- Browsers cache pages you visit (so revisiting a URL doesn’t always fetch it again from the server) and they preload URLs you might visit (so a page might be fetched before you hit enter in the URL bar).
- Our game protocol violates the spec of HTTP ( ! ) by using
GEToperation should only be an observer, never a mutator! That requirement allows browsers to e.g. preload
GETrequests without worrying about mutating data on the server. Since we’ve violated HTTP spec (to keep things simple for this pset), beware that your browser may pre- or re-request
/flip/...URLs when you manually visit them.
- A change is defined as any cards turning face up or face down or being removed from the board.
- When there is no change in the state of the cards — for example, if a player tries to turn over an empty space, or if a player takes control or relinquishes control of a card but it does not turn face up or down — it is not considered a change.
- If the client receives only a single change, it might be a blocking method that returns when the board changes.
- Listeners might implement a callback interface specified by
Board, and call a method to add themselves as a listener. The board will call them back on each change.
- Clients might be consumers of a threadsafe queue of events provided by the board. The board puts an event object on the queue for each change.
In your web server request handlers, you must call
sendResponseHeaders before the method returns.
You decide which changes are atomic. The “watch” request specification does not say whether, when a pair of matched (or mismatched) cards is removed (or turned face down), that is reported as a single change or two separate changes.
Enter the address of your running server (the default is
localhost:8080), or connect to a friend’s server by IP address.
There is no code running on the

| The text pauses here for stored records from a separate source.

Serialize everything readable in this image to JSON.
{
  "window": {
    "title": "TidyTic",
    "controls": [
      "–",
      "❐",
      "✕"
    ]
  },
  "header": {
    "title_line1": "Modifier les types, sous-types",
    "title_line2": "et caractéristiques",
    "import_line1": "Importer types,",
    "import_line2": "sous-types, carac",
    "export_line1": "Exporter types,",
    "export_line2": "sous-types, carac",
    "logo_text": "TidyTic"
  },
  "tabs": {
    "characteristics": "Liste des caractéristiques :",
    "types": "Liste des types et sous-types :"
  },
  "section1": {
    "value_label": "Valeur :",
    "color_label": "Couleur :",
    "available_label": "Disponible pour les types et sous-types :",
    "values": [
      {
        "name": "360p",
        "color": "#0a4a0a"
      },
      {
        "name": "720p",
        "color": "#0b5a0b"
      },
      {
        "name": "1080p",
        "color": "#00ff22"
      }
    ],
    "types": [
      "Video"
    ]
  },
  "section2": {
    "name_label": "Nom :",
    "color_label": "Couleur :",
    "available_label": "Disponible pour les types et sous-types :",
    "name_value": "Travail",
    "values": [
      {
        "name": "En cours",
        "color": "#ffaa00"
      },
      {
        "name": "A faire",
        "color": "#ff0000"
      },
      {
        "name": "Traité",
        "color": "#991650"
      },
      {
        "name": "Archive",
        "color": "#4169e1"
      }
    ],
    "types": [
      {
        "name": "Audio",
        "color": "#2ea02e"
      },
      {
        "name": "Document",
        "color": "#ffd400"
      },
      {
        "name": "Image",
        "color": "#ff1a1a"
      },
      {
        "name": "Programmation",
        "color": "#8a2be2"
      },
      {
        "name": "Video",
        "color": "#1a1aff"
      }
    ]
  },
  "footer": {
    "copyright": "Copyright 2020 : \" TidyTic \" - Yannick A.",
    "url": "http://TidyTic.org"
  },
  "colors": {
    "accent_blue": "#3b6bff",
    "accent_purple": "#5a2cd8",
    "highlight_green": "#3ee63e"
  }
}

When you implement blocking behavior, make sure the thread is blocked waiting for an event, not busy-waiting (see the Reordering example in Concurrency).

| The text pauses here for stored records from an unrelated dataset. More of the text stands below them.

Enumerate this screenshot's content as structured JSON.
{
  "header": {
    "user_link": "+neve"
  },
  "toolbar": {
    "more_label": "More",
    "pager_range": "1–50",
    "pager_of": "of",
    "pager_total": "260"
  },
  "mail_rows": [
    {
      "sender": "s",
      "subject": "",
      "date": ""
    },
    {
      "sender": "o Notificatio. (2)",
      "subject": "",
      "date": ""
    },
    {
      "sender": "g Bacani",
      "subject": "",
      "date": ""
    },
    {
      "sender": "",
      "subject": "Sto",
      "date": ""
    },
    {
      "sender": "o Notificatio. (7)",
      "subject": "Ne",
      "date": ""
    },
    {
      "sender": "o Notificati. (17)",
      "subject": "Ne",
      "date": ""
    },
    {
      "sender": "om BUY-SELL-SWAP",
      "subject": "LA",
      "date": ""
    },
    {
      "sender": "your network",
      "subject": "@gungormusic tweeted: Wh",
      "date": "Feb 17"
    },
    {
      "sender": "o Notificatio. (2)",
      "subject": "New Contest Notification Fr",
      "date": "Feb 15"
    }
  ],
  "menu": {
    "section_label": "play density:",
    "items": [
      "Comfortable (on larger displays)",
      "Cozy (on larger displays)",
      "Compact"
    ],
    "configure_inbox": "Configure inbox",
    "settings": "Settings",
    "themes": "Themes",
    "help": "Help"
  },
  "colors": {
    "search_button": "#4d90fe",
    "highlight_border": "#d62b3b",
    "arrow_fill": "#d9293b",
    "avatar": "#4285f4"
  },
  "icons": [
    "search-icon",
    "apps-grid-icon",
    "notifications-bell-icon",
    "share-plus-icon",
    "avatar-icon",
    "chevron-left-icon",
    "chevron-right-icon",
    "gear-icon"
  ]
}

@Overridewhen you override
- There is no guarantee that Didit tests will run within any particular timeframe, or at all. If you push code close to the deadline, the large number of submissions will slow the turnaround time before your code is examined.
- If you commit and push right before the deadline, the Didit build does not have to complete in order for that commit to be graded.
- Passing some or all of the public tests on Didit is no guarantee that you will pass the full battery of autograding tests, but failing the
WebProtocolTestis sure to mean many lost points on the problem set.
The autograder test cases will not change from the alpha to the beta, but their point values will. In order to encourage incremental development, alpha autograding will be weighted more toward situations where clients make moves in series, not concurrently. On the beta, autograding will look at a full range of concurrent situations.
Manual grading of the alpha will only examine internal documentation (AF, RI, testing strategy, etc.) and implementation that does not relate to concurrency. Manual grading of the beta may examine any part, including re-examining those docs or code, and how you addressed code review feedback.